-- Dataset follows --
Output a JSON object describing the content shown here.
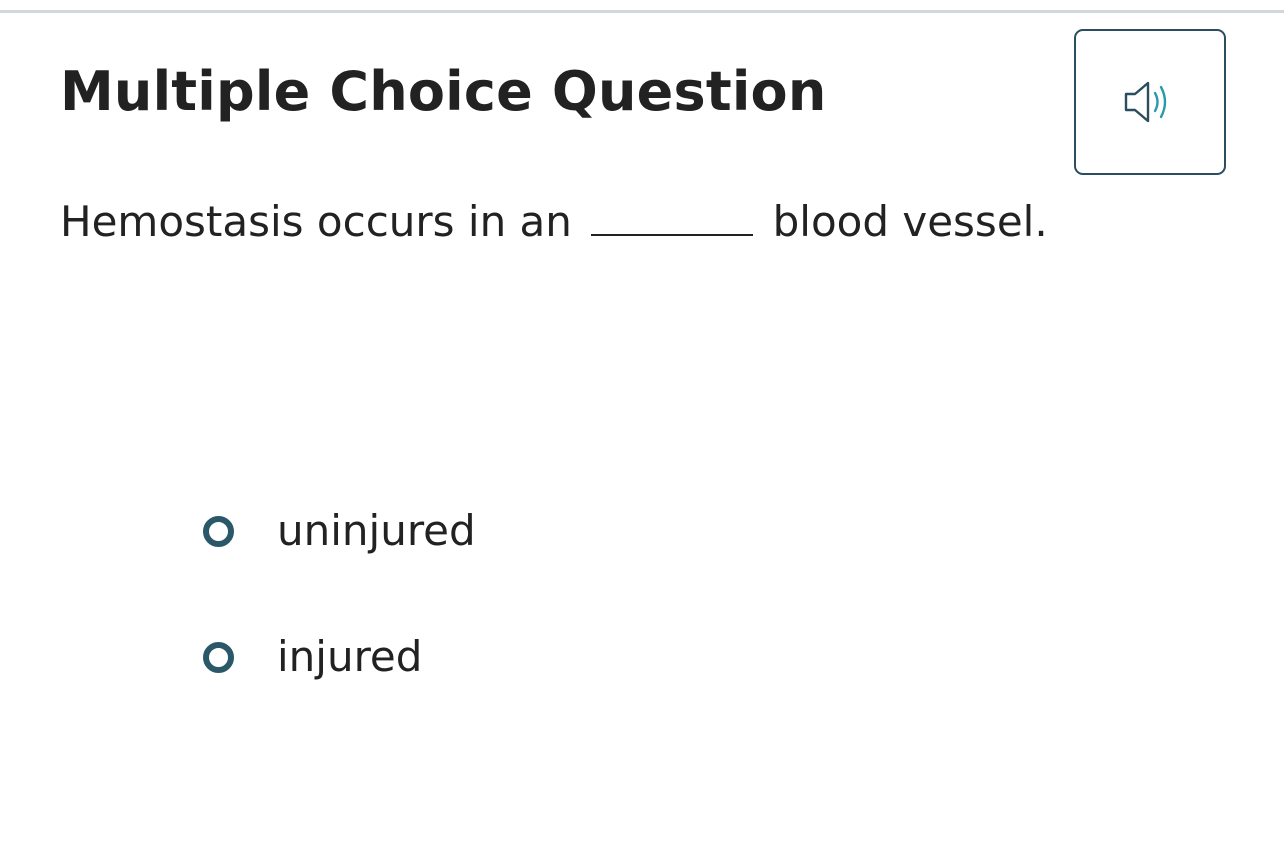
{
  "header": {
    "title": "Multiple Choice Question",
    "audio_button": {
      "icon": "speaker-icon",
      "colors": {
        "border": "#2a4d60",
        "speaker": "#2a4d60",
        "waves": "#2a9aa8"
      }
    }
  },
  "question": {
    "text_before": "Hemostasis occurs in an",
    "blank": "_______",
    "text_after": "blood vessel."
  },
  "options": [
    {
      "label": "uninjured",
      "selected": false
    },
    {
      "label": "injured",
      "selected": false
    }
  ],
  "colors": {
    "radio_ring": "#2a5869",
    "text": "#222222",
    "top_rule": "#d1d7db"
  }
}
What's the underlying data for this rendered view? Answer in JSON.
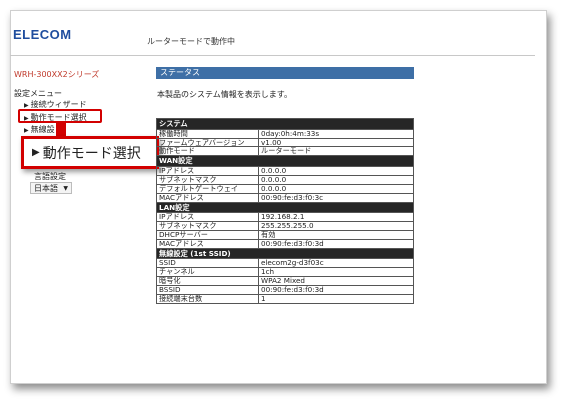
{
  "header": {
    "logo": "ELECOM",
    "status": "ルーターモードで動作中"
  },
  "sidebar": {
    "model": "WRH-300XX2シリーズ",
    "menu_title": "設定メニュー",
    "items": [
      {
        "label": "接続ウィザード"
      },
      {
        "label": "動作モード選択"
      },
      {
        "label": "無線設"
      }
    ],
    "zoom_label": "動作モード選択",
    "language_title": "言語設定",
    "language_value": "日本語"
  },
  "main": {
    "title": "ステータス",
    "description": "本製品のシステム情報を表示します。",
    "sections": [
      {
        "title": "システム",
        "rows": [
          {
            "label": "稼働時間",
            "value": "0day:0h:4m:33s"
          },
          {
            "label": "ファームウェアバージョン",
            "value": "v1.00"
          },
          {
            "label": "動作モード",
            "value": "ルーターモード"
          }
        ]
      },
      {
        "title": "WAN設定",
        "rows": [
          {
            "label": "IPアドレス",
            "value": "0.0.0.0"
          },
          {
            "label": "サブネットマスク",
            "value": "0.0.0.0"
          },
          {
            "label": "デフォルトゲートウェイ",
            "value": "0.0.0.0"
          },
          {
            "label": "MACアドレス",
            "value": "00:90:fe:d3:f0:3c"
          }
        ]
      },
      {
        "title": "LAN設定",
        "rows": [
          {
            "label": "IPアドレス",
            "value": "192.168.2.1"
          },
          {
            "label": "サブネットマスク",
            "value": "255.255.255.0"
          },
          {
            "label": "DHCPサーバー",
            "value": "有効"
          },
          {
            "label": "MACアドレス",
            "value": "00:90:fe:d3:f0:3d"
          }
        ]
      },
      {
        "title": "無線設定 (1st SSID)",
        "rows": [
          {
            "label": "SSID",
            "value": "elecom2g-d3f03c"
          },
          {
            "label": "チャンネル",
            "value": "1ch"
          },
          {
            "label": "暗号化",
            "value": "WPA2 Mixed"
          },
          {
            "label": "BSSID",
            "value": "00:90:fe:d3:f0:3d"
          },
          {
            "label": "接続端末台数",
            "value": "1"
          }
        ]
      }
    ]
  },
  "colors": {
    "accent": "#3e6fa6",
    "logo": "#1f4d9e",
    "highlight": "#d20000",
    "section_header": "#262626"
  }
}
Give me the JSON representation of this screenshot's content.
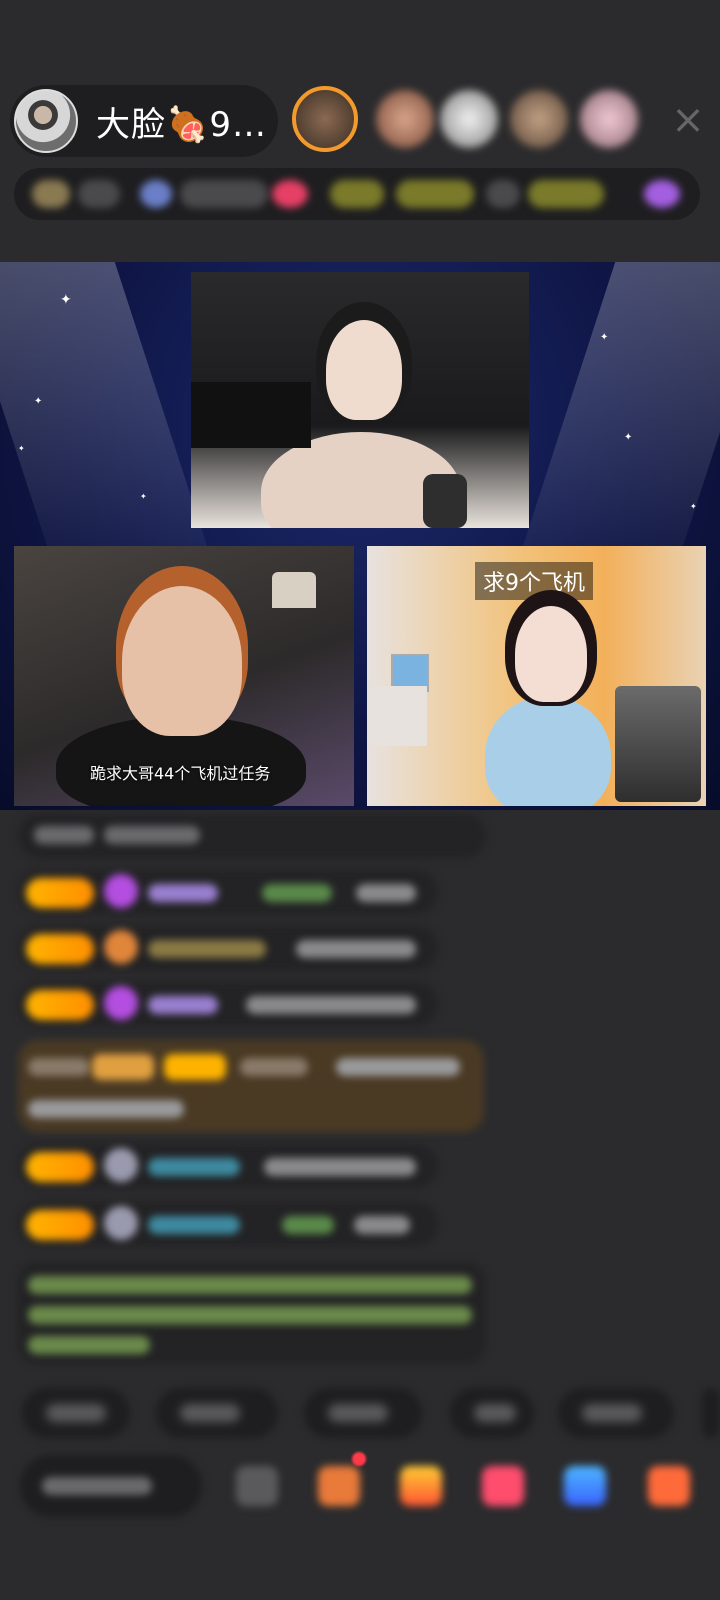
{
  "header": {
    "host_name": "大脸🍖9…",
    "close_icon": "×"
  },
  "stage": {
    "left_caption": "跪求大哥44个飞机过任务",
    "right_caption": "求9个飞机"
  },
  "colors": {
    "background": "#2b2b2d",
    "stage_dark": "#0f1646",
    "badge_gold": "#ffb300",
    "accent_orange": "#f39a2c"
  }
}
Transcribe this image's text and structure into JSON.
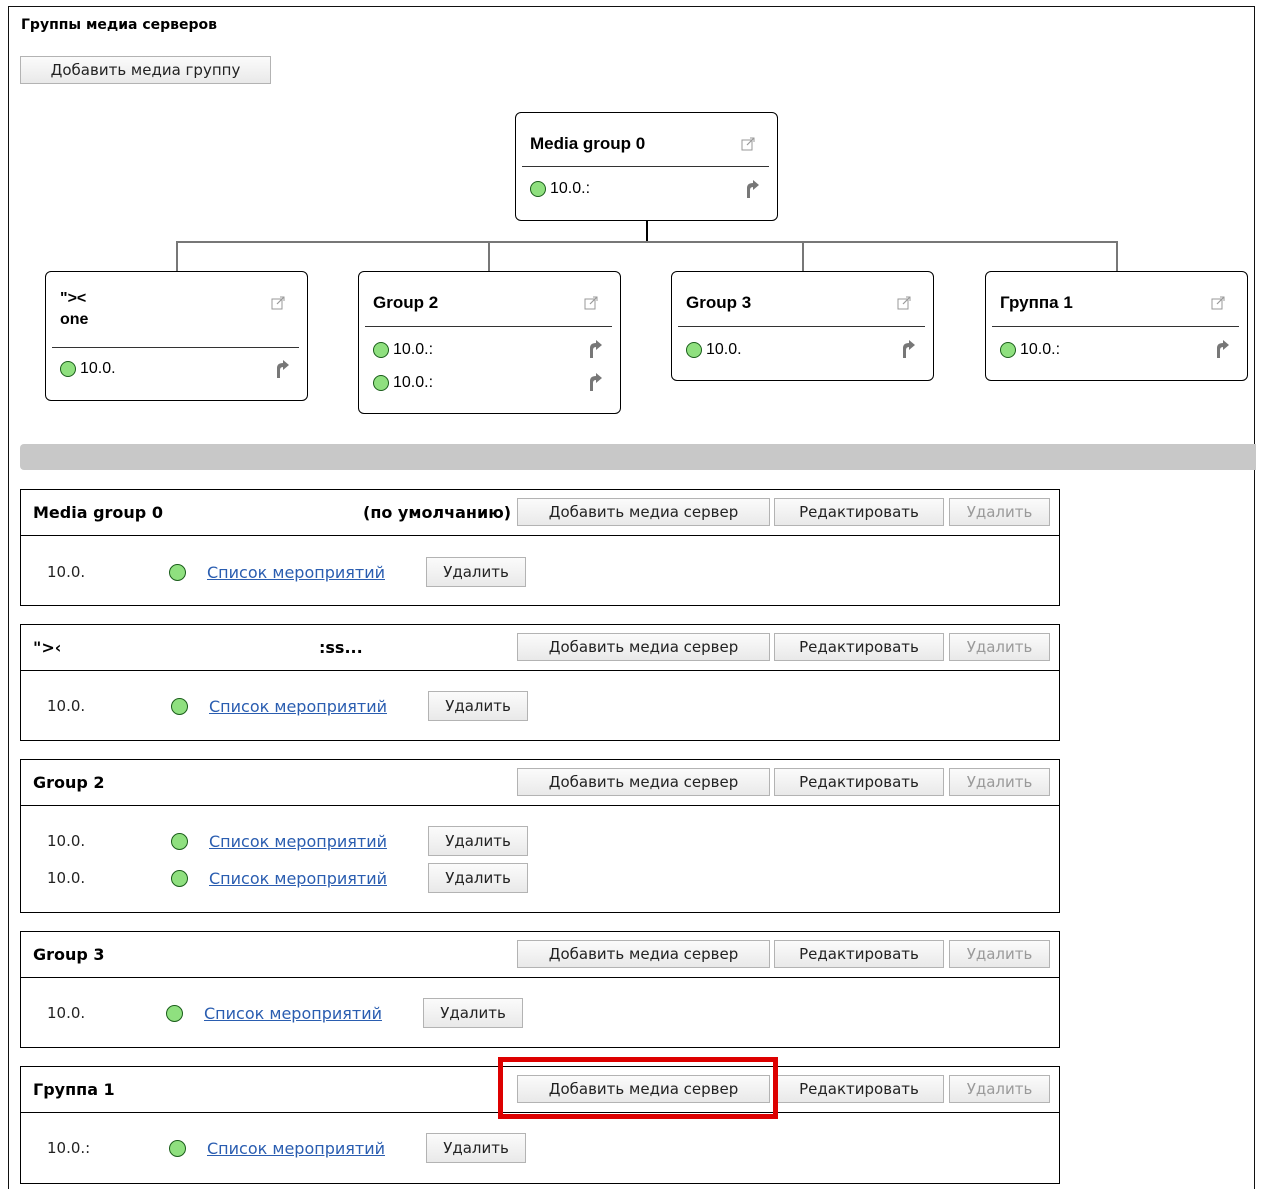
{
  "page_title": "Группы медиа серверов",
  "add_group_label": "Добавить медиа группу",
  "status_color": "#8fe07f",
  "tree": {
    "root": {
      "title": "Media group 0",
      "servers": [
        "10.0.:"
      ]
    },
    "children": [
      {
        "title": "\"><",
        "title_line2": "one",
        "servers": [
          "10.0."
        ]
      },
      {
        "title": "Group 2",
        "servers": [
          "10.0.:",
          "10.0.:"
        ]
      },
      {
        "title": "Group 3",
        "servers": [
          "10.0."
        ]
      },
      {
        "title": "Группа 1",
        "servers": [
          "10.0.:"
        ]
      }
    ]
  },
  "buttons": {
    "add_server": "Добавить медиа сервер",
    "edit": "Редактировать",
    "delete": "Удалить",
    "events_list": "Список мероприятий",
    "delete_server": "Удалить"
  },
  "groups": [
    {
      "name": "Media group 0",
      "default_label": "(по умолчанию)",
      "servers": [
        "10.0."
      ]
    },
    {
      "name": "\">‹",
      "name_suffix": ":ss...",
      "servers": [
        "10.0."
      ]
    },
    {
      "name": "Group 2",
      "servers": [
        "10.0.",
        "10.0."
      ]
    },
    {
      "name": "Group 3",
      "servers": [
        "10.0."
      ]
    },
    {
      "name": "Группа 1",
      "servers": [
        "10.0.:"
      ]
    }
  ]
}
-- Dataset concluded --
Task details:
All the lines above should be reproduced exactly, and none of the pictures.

Exercise response:
Output a JSON object describing the content shown here.
{
  "header": {
    "title": "Multiple Choice Question",
    "audio_button": {
      "icon": "speaker-icon",
      "colors": {
        "border": "#2a4d60",
        "speaker": "#2a4d60",
        "waves": "#2a9aa8"
      }
    }
  },
  "question": {
    "text_before": "Hemostasis occurs in an",
    "blank": "_______",
    "text_after": "blood vessel."
  },
  "options": [
    {
      "label": "uninjured",
      "selected": false
    },
    {
      "label": "injured",
      "selected": false
    }
  ],
  "colors": {
    "radio_ring": "#2a5869",
    "text": "#222222",
    "top_rule": "#d1d7db"
  }
}
What's the underlying data for this rendered view? Answer in JSON.
{
  "header": {
    "logo": "ELECOM",
    "status": "ルーターモードで動作中"
  },
  "sidebar": {
    "model": "WRH-300XX2シリーズ",
    "menu_title": "設定メニュー",
    "items": [
      {
        "label": "接続ウィザード"
      },
      {
        "label": "動作モード選択"
      },
      {
        "label": "無線設"
      }
    ],
    "zoom_label": "動作モード選択",
    "language_title": "言語設定",
    "language_value": "日本語"
  },
  "main": {
    "title": "ステータス",
    "description": "本製品のシステム情報を表示します。",
    "sections": [
      {
        "title": "システム",
        "rows": [
          {
            "label": "稼働時間",
            "value": "0day:0h:4m:33s"
          },
          {
            "label": "ファームウェアバージョン",
            "value": "v1.00"
          },
          {
            "label": "動作モード",
            "value": "ルーターモード"
          }
        ]
      },
      {
        "title": "WAN設定",
        "rows": [
          {
            "label": "IPアドレス",
            "value": "0.0.0.0"
          },
          {
            "label": "サブネットマスク",
            "value": "0.0.0.0"
          },
          {
            "label": "デフォルトゲートウェイ",
            "value": "0.0.0.0"
          },
          {
            "label": "MACアドレス",
            "value": "00:90:fe:d3:f0:3c"
          }
        ]
      },
      {
        "title": "LAN設定",
        "rows": [
          {
            "label": "IPアドレス",
            "value": "192.168.2.1"
          },
          {
            "label": "サブネットマスク",
            "value": "255.255.255.0"
          },
          {
            "label": "DHCPサーバー",
            "value": "有効"
          },
          {
            "label": "MACアドレス",
            "value": "00:90:fe:d3:f0:3d"
          }
        ]
      },
      {
        "title": "無線設定 (1st SSID)",
        "rows": [
          {
            "label": "SSID",
            "value": "elecom2g-d3f03c"
          },
          {
            "label": "チャンネル",
            "value": "1ch"
          },
          {
            "label": "暗号化",
            "value": "WPA2 Mixed"
          },
          {
            "label": "BSSID",
            "value": "00:90:fe:d3:f0:3d"
          },
          {
            "label": "接続端末台数",
            "value": "1"
          }
        ]
      }
    ]
  },
  "colors": {
    "accent": "#3e6fa6",
    "logo": "#1f4d9e",
    "highlight": "#d20000",
    "section_header": "#262626"
  }
}
Give me the JSON representation of this screenshot's content.
{
  "header": {
    "host_name": "大脸🍖9…",
    "close_icon": "×"
  },
  "stage": {
    "left_caption": "跪求大哥44个飞机过任务",
    "right_caption": "求9个飞机"
  },
  "colors": {
    "background": "#2b2b2d",
    "stage_dark": "#0f1646",
    "badge_gold": "#ffb300",
    "accent_orange": "#f39a2c"
  }
}
Transcribe this image's text and structure into JSON.
{
  "page_title": "Группы медиа серверов",
  "add_group_label": "Добавить медиа группу",
  "status_color": "#8fe07f",
  "tree": {
    "root": {
      "title": "Media group 0",
      "servers": [
        "10.0.:"
      ]
    },
    "children": [
      {
        "title": "\"><",
        "title_line2": "one",
        "servers": [
          "10.0."
        ]
      },
      {
        "title": "Group 2",
        "servers": [
          "10.0.:",
          "10.0.:"
        ]
      },
      {
        "title": "Group 3",
        "servers": [
          "10.0."
        ]
      },
      {
        "title": "Группа 1",
        "servers": [
          "10.0.:"
        ]
      }
    ]
  },
  "buttons": {
    "add_server": "Добавить медиа сервер",
    "edit": "Редактировать",
    "delete": "Удалить",
    "events_list": "Список мероприятий",
    "delete_server": "Удалить"
  },
  "groups": [
    {
      "name": "Media group 0",
      "default_label": "(по умолчанию)",
      "servers": [
        "10.0."
      ]
    },
    {
      "name": "\">‹",
      "name_suffix": ":ss...",
      "servers": [
        "10.0."
      ]
    },
    {
      "name": "Group 2",
      "servers": [
        "10.0.",
        "10.0."
      ]
    },
    {
      "name": "Group 3",
      "servers": [
        "10.0."
      ]
    },
    {
      "name": "Группа 1",
      "servers": [
        "10.0.:"
      ]
    }
  ]
}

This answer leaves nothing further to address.